The Crozet farmers’ market, held from 8 a.m. until noon in the parking lot of Crozet United Methodist Church, is doing well, reports market manager Al Minutolo.
“We had a good Memorial Day,” said Minutolo, who sells fresh flower arrangements at the market. “We have a good variety of vendors and we expect more to come in as vegetables come on, things like cucumbers and tomatoes.”

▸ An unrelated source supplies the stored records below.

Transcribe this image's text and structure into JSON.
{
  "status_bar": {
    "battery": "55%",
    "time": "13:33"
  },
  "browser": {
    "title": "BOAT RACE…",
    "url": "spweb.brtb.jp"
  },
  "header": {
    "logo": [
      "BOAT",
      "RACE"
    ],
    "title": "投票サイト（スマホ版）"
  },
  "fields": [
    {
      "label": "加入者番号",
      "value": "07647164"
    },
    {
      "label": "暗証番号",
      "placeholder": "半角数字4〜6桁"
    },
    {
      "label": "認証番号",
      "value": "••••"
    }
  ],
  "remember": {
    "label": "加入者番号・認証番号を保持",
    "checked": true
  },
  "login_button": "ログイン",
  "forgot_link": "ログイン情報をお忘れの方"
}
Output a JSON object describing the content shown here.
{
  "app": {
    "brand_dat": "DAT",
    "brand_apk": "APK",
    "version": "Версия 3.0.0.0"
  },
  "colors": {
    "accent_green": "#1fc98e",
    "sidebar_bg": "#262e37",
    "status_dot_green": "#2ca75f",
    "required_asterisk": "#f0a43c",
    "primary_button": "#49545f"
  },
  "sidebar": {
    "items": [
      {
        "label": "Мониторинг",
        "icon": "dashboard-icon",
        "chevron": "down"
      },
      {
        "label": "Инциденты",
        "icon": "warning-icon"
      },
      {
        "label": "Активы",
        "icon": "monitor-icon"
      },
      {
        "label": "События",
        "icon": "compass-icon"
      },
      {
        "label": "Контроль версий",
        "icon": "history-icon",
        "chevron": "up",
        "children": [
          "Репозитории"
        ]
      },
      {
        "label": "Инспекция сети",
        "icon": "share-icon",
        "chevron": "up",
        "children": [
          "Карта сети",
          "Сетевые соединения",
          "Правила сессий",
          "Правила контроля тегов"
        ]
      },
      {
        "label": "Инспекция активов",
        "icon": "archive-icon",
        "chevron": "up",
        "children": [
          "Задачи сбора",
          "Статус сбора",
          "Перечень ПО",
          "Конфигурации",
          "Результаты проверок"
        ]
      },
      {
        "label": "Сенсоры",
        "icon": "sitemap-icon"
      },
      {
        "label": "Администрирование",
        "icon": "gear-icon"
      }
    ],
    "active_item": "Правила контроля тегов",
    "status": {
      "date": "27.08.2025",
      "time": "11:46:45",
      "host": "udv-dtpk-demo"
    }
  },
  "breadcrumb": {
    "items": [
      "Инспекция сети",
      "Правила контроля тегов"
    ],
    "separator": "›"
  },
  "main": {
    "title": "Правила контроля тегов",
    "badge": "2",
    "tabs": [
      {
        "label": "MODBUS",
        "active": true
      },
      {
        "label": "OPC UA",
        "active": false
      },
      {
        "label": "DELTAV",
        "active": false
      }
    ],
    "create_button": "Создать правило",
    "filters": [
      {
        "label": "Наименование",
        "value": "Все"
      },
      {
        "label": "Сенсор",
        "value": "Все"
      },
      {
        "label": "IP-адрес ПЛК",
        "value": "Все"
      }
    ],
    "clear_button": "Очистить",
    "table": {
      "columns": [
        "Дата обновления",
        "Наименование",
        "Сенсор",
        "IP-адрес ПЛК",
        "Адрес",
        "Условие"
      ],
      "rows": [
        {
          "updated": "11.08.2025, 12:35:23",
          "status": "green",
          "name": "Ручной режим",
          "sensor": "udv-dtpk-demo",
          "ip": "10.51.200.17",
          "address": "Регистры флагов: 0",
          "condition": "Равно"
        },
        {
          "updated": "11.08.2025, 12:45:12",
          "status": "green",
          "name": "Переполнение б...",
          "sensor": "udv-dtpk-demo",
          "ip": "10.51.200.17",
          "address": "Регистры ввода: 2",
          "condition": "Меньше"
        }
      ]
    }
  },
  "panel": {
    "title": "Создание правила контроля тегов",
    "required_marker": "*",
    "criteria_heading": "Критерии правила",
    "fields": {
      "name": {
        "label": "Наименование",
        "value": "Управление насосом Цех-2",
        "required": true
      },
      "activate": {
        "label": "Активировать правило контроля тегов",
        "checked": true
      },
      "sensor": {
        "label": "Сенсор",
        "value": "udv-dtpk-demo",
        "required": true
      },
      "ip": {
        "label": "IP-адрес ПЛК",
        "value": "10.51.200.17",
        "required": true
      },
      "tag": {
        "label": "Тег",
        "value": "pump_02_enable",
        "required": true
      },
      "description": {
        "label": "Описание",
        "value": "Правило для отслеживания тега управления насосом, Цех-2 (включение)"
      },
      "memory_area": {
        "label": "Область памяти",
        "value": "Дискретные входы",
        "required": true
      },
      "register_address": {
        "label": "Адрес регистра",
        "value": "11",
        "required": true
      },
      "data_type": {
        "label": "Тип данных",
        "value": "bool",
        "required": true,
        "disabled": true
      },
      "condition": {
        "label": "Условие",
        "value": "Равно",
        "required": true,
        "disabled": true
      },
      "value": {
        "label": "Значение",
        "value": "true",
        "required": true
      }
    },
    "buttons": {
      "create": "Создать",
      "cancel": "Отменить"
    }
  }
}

New to the market this season is Sharon Smith of Boonesville, who is offering three types of goat cheese she is making at home under strict sanitary conditions, a crumble type, yogurt and a cheese called quark (like the subatomic particle), a mild spreadable cheese popular in Europe. One week she brought one of her 10 Alpine goats with her to the market. She is currently milking three of them and looking forward to a break from the twice-a-day chore when September gets here. She brings the cheese she can make in one week to market in a cooler and so far has sold out every week. “It goes for $3 per half cup, or about ¼ ounce. “That’s better than in a store,” she said. “It’s a reasonable price.” She is pleased to have so many repeat customers already. “It’s been fun,” she said.
“Her cheese is awesome!” volunteered John Watts, a vendor nearby.
Smith’s goats started out as just pets. She lost several to a bear who had become predatory and had to be captured and moved by the forest service.
A regular at the market these days is Jerry Reid, 67, who moved to Crozet two years ago from Richmond when he retired—he still works part-time for his old company—and enrolled at U.Va. as an undergraduate. This year he is joining Chi Phi Alpha fraternity and participating in all their events. When he was young, he had a friend who was in Chi Phi at U.Va and he would come up for fraternity parties. He met his wife at one. Reid never bothered about college for himself back then.
“I get into the student section at games,” said Reid happily. “The key thing is, I am accepted on face value.” He is also in the venerable Jefferson Debating Society. He’s taking three courses now and expects to graduate in 2013. “One of my advisors said, ‘Mr. Reid will not allow anything to prevent him from getting a true undergraduate experience,” he recalled with a laugh.
“It’s a dream come true,” he said. He went to a community college to earn 53 credits before coming to U.Va. He is a humanities major with no more math or science requirements left to fulfill. His longer-term goal is to teach creative writing and he means to go for an MFA once he graduates.
“My other fraternity brothers tell me I’m a 20-year-old with 47 years of very useful experience.” He said he is often asked for fatherly advice and sometimes when a question is asked in class, other students will turn and look at him, expecting him to have something to say because of his age.
“I am completely humbled by this experience,” said Reid. “I know I’ve inspired three other people to go back to school. I want to be able to teach one person to write creatively who didn’t think they could.”